AIM OF THE TASK:
Skip every image and restate the data word for word.

SOURCE DATA below:

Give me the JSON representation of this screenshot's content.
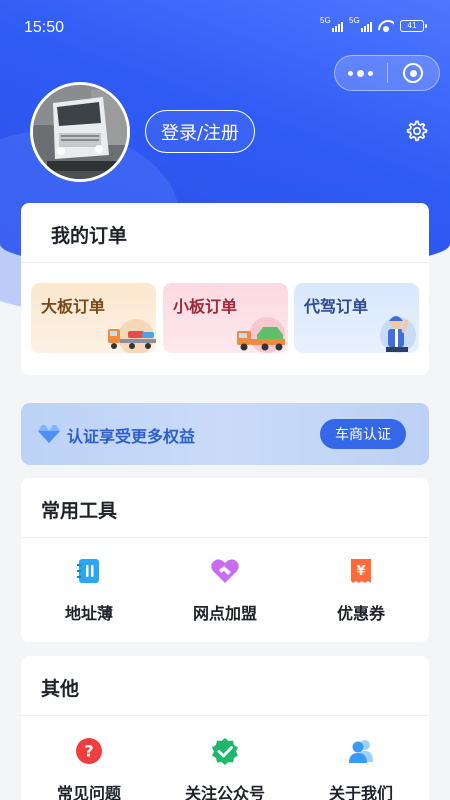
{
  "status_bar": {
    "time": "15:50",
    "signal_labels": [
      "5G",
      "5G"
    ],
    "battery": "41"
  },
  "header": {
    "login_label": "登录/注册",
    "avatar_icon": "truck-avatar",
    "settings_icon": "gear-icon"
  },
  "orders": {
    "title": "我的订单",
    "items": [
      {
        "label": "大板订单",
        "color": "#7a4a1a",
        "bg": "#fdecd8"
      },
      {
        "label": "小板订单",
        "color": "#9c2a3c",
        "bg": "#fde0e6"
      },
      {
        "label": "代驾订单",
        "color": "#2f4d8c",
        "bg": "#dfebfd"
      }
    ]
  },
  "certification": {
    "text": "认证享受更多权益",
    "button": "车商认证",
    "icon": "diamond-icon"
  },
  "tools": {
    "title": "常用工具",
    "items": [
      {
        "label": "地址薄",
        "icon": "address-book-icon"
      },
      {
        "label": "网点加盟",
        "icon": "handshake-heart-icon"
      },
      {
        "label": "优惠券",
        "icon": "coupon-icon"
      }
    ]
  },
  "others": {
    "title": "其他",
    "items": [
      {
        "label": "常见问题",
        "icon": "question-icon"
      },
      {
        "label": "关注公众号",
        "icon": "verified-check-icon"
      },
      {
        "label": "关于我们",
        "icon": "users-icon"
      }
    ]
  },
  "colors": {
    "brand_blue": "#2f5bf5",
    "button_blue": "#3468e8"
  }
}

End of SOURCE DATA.

RESPONSE BELOW:
Give me the JSON representation of this screenshot's content.
{
  "status_bar": {
    "time": "15:50",
    "signal_labels": [
      "5G",
      "5G"
    ],
    "battery": "41"
  },
  "header": {
    "login_label": "登录/注册",
    "avatar_icon": "truck-avatar",
    "settings_icon": "gear-icon"
  },
  "orders": {
    "title": "我的订单",
    "items": [
      {
        "label": "大板订单",
        "color": "#7a4a1a",
        "bg": "#fdecd8"
      },
      {
        "label": "小板订单",
        "color": "#9c2a3c",
        "bg": "#fde0e6"
      },
      {
        "label": "代驾订单",
        "color": "#2f4d8c",
        "bg": "#dfebfd"
      }
    ]
  },
  "certification": {
    "text": "认证享受更多权益",
    "button": "车商认证",
    "icon": "diamond-icon"
  },
  "tools": {
    "title": "常用工具",
    "items": [
      {
        "label": "地址薄",
        "icon": "address-book-icon"
      },
      {
        "label": "网点加盟",
        "icon": "handshake-heart-icon"
      },
      {
        "label": "优惠券",
        "icon": "coupon-icon"
      }
    ]
  },
  "others": {
    "title": "其他",
    "items": [
      {
        "label": "常见问题",
        "icon": "question-icon"
      },
      {
        "label": "关注公众号",
        "icon": "verified-check-icon"
      },
      {
        "label": "关于我们",
        "icon": "users-icon"
      }
    ]
  },
  "colors": {
    "brand_blue": "#2f5bf5",
    "button_blue": "#3468e8"
  }
}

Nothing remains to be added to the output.